(Input records)

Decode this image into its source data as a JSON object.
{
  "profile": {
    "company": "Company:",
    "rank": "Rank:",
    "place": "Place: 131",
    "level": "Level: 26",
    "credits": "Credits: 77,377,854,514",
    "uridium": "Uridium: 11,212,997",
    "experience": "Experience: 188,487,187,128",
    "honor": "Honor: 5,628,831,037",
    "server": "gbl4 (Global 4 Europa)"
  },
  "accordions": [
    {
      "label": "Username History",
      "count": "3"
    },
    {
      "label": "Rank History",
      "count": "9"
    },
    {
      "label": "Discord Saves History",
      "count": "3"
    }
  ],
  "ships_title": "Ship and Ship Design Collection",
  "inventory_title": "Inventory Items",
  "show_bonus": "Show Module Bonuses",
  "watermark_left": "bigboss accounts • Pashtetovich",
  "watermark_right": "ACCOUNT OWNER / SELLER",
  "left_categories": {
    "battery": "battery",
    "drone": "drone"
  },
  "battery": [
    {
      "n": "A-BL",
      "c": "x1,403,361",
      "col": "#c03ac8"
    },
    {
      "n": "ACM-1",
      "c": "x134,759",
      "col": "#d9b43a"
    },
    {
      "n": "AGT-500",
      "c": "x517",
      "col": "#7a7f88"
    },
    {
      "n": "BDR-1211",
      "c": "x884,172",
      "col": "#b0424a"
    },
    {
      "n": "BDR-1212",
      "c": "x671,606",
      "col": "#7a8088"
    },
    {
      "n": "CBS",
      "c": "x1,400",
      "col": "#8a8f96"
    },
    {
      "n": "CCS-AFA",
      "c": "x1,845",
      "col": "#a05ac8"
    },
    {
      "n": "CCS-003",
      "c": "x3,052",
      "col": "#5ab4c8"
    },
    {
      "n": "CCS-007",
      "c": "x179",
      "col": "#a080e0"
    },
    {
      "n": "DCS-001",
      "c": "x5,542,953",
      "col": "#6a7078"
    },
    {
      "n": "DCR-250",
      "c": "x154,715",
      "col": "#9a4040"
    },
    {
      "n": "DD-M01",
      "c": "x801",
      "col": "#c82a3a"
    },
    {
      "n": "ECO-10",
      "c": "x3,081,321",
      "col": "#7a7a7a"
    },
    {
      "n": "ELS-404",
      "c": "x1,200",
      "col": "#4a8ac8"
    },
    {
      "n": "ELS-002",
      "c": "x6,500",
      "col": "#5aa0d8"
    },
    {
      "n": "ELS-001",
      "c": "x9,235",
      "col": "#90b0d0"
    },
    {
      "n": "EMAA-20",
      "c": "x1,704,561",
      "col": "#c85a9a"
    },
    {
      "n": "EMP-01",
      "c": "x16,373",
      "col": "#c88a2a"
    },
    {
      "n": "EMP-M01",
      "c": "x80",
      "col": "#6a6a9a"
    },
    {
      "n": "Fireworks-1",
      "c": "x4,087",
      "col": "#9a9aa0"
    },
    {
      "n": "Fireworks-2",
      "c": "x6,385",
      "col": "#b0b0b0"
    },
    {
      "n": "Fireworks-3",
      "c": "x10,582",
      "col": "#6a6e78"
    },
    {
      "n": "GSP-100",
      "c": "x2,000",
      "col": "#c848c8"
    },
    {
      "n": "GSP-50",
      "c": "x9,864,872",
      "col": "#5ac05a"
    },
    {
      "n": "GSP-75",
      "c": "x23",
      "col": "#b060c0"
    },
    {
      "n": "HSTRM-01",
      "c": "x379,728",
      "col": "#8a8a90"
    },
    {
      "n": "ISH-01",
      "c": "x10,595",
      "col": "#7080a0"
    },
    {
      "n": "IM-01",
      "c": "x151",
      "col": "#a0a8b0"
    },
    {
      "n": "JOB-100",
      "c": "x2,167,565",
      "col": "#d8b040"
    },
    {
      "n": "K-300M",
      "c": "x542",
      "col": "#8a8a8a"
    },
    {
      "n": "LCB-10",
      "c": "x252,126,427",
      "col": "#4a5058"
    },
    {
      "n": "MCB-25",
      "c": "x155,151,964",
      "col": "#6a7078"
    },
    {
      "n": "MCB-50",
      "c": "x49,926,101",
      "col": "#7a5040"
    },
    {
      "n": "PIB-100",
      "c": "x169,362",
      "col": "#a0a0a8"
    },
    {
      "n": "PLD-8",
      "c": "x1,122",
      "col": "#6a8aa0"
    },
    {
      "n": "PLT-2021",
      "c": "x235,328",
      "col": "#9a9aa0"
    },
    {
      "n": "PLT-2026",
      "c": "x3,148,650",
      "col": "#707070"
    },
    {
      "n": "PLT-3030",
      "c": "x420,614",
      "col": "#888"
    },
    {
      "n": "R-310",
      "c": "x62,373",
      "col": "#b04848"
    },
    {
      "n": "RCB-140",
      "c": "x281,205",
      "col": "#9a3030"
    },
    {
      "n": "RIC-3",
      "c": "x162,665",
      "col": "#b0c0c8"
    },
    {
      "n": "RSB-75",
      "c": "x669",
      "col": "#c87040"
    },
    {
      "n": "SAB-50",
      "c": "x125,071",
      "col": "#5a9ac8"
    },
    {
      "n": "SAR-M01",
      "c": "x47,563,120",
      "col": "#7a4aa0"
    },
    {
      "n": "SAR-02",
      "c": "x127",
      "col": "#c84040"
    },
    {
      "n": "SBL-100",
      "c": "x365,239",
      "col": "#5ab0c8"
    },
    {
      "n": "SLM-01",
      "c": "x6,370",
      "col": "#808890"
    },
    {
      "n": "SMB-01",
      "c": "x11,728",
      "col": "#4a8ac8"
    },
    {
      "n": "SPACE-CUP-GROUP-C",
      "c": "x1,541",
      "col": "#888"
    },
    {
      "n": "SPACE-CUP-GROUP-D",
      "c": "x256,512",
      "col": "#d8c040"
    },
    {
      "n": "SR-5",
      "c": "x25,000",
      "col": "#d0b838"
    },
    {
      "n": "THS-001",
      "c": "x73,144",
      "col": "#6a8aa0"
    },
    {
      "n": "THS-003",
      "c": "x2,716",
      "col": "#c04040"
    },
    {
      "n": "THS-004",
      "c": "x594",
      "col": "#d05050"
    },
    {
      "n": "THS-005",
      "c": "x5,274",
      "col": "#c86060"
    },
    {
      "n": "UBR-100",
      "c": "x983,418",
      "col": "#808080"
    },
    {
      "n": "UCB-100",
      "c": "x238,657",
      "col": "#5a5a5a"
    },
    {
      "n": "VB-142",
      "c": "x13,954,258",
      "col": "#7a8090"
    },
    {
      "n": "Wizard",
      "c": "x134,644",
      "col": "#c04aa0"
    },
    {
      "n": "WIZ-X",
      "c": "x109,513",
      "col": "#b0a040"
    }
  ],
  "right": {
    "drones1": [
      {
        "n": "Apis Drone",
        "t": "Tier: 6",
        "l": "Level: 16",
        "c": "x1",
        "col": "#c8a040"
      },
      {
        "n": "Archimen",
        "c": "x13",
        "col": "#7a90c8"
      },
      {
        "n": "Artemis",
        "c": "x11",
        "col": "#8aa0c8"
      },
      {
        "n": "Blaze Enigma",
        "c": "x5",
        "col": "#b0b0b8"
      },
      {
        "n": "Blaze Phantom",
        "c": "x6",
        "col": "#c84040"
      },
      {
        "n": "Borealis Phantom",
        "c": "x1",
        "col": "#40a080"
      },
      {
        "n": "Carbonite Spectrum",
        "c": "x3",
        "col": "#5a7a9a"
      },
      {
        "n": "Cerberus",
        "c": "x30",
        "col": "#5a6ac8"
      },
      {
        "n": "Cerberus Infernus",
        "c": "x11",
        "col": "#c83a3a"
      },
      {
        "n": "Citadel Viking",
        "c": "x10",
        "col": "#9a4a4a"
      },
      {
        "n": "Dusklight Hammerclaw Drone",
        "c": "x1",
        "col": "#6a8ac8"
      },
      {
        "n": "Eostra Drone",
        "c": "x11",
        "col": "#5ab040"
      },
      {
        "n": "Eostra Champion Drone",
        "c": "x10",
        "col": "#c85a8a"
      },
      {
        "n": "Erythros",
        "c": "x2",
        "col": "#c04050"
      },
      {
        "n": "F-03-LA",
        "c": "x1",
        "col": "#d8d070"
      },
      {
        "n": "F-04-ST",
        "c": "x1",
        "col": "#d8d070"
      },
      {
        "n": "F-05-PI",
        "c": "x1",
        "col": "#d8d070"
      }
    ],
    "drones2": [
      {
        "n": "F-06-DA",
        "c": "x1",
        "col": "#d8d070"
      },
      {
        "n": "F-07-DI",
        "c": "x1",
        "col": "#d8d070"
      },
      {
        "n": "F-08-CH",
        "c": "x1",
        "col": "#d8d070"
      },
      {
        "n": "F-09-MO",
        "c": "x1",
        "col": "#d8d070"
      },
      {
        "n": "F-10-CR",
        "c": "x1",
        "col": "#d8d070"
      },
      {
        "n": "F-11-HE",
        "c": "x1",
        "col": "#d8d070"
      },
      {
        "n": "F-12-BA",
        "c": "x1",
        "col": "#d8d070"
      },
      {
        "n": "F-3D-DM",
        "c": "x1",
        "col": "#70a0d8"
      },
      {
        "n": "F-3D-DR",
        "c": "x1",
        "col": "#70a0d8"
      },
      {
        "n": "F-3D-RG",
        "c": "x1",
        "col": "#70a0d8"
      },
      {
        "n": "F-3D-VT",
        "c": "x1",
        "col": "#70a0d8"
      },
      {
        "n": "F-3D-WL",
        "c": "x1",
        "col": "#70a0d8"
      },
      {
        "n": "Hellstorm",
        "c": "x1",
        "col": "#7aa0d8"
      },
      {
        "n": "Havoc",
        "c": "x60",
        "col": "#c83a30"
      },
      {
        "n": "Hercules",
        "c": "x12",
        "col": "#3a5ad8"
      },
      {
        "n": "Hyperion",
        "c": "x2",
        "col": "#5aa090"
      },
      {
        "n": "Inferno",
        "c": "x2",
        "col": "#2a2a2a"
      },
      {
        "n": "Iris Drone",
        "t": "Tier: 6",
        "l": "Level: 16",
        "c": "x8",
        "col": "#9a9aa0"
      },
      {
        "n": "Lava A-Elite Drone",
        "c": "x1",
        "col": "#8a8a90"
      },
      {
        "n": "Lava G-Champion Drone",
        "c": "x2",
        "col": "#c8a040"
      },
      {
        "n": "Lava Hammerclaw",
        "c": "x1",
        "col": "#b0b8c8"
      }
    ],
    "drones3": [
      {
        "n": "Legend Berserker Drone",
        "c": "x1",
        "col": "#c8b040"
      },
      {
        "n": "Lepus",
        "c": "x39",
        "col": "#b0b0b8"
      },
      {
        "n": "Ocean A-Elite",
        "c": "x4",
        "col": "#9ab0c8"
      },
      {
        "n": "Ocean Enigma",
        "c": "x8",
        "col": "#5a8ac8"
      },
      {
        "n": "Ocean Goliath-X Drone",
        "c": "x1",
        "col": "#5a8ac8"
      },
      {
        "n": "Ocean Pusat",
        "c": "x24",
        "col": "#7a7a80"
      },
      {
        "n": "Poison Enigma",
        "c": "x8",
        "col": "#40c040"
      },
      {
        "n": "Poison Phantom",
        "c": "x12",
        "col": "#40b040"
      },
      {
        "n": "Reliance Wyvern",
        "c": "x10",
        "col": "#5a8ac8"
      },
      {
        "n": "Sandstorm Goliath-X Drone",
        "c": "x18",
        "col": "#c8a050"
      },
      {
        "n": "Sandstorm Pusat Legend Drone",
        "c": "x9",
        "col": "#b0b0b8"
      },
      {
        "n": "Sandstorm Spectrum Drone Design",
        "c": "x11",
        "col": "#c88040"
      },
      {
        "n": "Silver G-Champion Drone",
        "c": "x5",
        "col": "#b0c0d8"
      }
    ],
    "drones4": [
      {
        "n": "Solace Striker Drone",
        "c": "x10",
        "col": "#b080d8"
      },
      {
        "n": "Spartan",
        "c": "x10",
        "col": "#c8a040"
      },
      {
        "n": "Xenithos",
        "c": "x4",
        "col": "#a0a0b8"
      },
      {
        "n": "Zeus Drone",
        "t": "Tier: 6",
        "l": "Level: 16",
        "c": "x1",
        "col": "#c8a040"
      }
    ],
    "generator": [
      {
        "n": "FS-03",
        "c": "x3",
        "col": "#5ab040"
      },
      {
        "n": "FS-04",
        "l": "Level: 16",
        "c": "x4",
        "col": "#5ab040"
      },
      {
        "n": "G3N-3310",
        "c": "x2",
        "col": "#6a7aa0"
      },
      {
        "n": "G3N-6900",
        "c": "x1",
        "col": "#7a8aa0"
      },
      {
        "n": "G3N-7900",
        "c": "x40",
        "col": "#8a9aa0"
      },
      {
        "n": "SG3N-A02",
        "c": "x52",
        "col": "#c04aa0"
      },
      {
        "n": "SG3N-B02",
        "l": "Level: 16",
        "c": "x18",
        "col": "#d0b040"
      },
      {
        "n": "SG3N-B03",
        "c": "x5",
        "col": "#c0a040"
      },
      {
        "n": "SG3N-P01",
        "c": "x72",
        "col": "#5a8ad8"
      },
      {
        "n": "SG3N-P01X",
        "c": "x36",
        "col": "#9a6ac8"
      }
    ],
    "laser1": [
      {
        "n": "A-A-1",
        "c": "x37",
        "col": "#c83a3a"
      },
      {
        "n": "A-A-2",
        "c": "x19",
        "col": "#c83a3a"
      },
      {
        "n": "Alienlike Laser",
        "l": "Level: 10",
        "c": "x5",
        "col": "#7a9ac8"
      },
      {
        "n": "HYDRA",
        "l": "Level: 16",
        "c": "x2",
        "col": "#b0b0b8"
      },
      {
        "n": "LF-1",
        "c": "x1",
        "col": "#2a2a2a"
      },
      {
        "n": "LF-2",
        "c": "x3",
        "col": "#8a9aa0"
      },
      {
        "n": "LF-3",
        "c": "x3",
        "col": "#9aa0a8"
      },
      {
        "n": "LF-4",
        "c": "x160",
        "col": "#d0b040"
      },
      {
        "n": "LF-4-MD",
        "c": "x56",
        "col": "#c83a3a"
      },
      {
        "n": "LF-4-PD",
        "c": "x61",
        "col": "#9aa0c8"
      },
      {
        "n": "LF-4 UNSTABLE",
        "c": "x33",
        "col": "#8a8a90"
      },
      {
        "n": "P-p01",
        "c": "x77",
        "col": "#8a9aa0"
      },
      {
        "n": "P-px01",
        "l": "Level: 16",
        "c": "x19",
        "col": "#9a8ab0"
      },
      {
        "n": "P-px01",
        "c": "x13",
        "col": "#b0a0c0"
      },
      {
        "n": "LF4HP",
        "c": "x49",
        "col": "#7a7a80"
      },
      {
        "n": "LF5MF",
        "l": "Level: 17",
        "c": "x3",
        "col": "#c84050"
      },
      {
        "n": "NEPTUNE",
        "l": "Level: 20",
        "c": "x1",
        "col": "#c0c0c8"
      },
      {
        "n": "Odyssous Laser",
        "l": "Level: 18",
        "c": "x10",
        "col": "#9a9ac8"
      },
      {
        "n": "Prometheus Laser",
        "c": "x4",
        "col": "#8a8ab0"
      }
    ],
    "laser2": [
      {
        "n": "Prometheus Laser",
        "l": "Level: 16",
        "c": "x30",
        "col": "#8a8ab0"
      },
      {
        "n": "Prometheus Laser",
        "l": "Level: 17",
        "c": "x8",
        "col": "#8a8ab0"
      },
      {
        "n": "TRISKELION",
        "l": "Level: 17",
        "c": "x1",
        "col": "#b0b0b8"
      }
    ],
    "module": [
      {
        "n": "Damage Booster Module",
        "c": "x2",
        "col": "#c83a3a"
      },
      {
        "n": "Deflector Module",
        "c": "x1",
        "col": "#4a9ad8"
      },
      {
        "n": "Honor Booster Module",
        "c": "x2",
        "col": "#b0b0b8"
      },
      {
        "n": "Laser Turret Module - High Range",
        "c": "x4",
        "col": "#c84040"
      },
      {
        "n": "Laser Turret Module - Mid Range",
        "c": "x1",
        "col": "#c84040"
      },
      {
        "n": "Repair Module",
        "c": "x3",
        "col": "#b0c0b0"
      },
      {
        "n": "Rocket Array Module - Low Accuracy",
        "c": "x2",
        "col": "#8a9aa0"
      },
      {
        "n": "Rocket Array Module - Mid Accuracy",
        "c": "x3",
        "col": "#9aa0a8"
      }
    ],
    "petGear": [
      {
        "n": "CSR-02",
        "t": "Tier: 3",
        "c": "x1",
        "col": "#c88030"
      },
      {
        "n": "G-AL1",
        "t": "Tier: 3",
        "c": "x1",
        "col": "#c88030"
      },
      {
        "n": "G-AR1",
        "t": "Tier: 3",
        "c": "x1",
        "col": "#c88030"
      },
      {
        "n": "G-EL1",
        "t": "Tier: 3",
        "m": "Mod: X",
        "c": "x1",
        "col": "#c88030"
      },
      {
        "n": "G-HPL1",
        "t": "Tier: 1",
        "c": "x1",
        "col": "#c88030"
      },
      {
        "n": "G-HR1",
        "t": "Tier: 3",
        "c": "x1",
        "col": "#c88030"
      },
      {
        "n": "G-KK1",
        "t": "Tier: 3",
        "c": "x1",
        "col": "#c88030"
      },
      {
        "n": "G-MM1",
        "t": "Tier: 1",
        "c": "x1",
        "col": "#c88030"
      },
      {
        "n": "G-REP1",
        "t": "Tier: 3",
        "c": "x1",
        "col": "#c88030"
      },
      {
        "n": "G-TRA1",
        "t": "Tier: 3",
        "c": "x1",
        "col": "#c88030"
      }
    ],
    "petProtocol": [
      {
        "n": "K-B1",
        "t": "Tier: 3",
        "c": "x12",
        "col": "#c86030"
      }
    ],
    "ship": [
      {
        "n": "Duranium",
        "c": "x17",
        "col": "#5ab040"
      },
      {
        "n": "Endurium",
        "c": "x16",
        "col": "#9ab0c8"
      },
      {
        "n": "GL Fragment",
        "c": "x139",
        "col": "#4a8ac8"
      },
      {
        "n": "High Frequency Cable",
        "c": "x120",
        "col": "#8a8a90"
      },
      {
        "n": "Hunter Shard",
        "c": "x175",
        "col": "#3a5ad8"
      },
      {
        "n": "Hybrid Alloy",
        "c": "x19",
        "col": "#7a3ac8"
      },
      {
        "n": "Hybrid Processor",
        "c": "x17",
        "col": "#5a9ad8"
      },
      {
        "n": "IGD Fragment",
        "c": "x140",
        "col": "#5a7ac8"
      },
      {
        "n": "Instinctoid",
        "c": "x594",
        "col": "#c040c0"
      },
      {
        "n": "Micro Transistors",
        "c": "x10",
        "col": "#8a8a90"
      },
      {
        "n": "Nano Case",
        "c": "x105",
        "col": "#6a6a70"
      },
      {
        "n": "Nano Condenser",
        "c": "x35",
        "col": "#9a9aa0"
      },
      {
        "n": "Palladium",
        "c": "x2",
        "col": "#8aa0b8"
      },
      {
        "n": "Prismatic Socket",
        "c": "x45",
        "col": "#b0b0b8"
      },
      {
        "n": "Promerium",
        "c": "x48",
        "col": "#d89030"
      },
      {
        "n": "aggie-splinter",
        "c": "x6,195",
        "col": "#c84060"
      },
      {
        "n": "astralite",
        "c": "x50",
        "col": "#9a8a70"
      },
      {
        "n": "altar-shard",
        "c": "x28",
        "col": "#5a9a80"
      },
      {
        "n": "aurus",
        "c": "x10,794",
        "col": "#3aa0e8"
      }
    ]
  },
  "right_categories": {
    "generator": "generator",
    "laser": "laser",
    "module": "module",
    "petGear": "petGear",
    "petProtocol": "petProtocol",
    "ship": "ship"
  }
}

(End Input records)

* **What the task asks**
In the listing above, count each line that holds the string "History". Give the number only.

* **Written solution**
3